Exercise materials:
· · ·

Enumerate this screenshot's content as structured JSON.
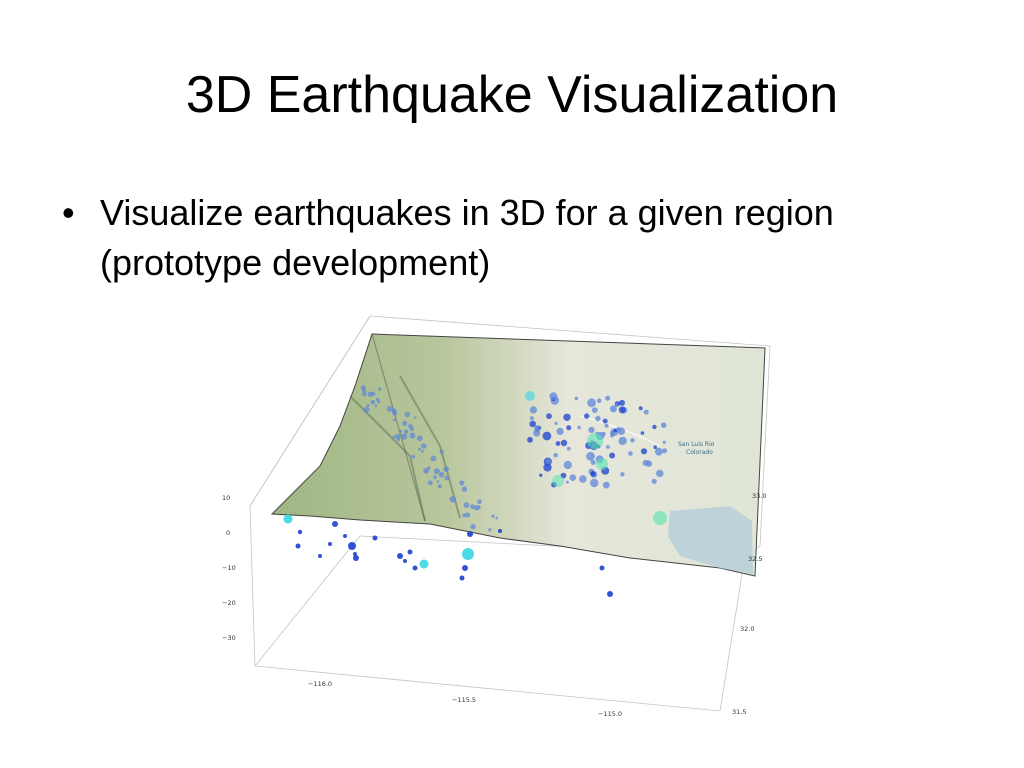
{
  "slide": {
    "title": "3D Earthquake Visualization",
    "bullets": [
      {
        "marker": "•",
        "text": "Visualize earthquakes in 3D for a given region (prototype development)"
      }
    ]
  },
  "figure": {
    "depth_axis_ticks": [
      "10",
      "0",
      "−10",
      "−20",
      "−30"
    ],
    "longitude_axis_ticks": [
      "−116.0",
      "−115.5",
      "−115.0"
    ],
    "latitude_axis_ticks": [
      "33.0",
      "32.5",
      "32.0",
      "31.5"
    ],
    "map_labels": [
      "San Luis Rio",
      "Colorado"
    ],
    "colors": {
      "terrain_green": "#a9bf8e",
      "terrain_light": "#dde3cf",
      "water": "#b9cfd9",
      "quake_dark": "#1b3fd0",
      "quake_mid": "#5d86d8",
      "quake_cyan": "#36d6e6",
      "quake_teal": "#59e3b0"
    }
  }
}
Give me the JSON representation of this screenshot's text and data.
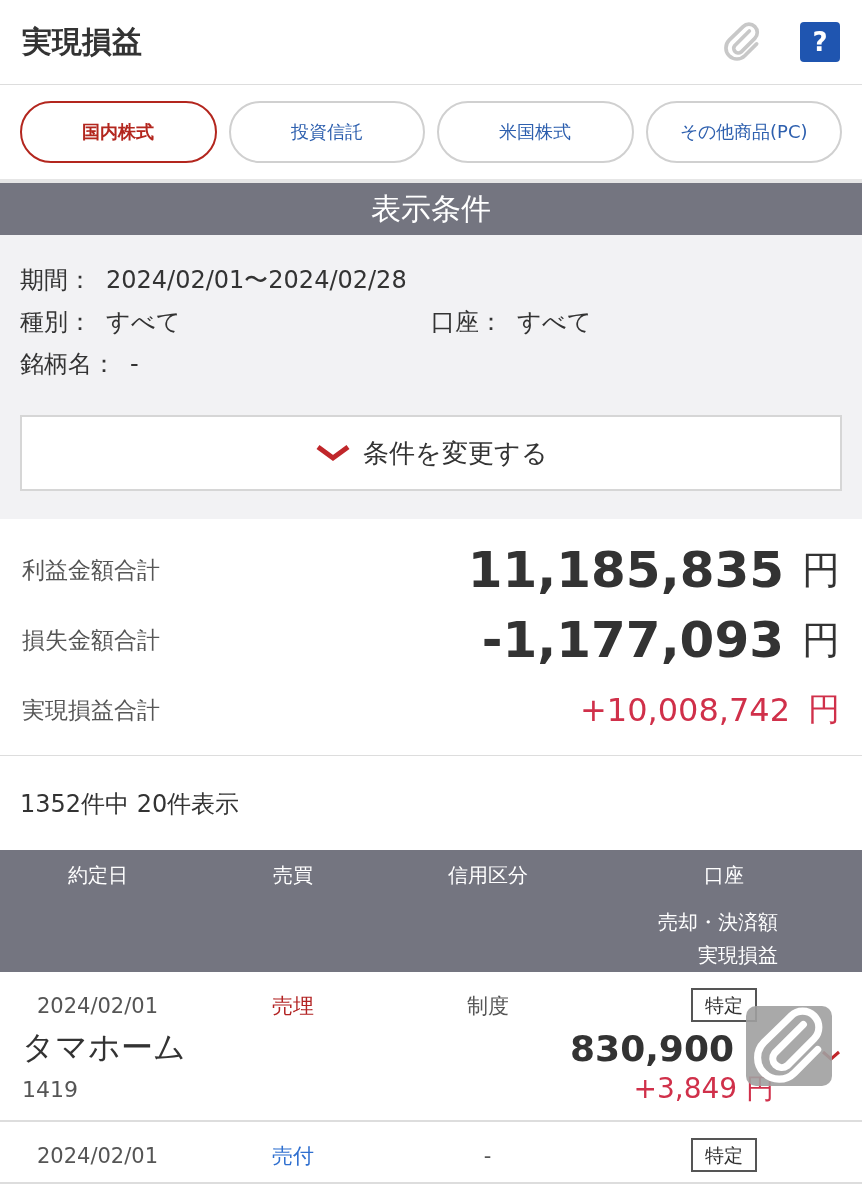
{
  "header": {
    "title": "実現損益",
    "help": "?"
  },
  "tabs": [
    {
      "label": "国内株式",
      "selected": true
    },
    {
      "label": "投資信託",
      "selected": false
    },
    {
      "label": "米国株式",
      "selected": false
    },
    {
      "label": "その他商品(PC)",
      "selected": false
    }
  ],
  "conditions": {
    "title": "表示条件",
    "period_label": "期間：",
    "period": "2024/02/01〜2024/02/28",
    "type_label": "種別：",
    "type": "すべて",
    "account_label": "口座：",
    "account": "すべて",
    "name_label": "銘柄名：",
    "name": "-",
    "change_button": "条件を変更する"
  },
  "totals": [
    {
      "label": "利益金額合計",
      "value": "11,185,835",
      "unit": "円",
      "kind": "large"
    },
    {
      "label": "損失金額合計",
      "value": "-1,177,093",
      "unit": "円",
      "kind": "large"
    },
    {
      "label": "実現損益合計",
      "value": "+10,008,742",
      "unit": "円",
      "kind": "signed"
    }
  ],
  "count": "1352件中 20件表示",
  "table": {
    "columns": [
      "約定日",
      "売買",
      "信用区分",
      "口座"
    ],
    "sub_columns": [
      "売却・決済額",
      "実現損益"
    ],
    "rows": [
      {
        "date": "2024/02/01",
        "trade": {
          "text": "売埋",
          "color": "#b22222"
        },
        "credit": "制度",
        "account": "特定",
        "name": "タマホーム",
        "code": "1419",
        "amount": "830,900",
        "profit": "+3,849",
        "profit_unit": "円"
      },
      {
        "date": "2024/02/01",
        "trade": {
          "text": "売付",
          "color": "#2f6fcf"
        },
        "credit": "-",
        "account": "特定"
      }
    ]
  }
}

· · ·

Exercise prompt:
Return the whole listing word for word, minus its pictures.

Output of the task:
Enumerate this screenshot's content as structured JSON.
{
  "slide": {
    "title": "3D Earthquake Visualization",
    "bullets": [
      {
        "marker": "•",
        "text": "Visualize earthquakes in 3D for a given region (prototype development)"
      }
    ]
  },
  "figure": {
    "depth_axis_ticks": [
      "10",
      "0",
      "−10",
      "−20",
      "−30"
    ],
    "longitude_axis_ticks": [
      "−116.0",
      "−115.5",
      "−115.0"
    ],
    "latitude_axis_ticks": [
      "33.0",
      "32.5",
      "32.0",
      "31.5"
    ],
    "map_labels": [
      "San Luis Rio",
      "Colorado"
    ],
    "colors": {
      "terrain_green": "#a9bf8e",
      "terrain_light": "#dde3cf",
      "water": "#b9cfd9",
      "quake_dark": "#1b3fd0",
      "quake_mid": "#5d86d8",
      "quake_cyan": "#36d6e6",
      "quake_teal": "#59e3b0"
    }
  }
}
Give me the JSON representation of this screenshot's text and data.
{
  "header": {
    "title": "実現損益",
    "help": "?"
  },
  "tabs": [
    {
      "label": "国内株式",
      "selected": true
    },
    {
      "label": "投資信託",
      "selected": false
    },
    {
      "label": "米国株式",
      "selected": false
    },
    {
      "label": "その他商品(PC)",
      "selected": false
    }
  ],
  "conditions": {
    "title": "表示条件",
    "period_label": "期間：",
    "period": "2024/02/01〜2024/02/28",
    "type_label": "種別：",
    "type": "すべて",
    "account_label": "口座：",
    "account": "すべて",
    "name_label": "銘柄名：",
    "name": "-",
    "change_button": "条件を変更する"
  },
  "totals": [
    {
      "label": "利益金額合計",
      "value": "11,185,835",
      "unit": "円",
      "kind": "large"
    },
    {
      "label": "損失金額合計",
      "value": "-1,177,093",
      "unit": "円",
      "kind": "large"
    },
    {
      "label": "実現損益合計",
      "value": "+10,008,742",
      "unit": "円",
      "kind": "signed"
    }
  ],
  "count": "1352件中 20件表示",
  "table": {
    "columns": [
      "約定日",
      "売買",
      "信用区分",
      "口座"
    ],
    "sub_columns": [
      "売却・決済額",
      "実現損益"
    ],
    "rows": [
      {
        "date": "2024/02/01",
        "trade": {
          "text": "売埋",
          "color": "#b22222"
        },
        "credit": "制度",
        "account": "特定",
        "name": "タマホーム",
        "code": "1419",
        "amount": "830,900",
        "profit": "+3,849",
        "profit_unit": "円"
      },
      {
        "date": "2024/02/01",
        "trade": {
          "text": "売付",
          "color": "#2f6fcf"
        },
        "credit": "-",
        "account": "特定"
      }
    ]
  }
}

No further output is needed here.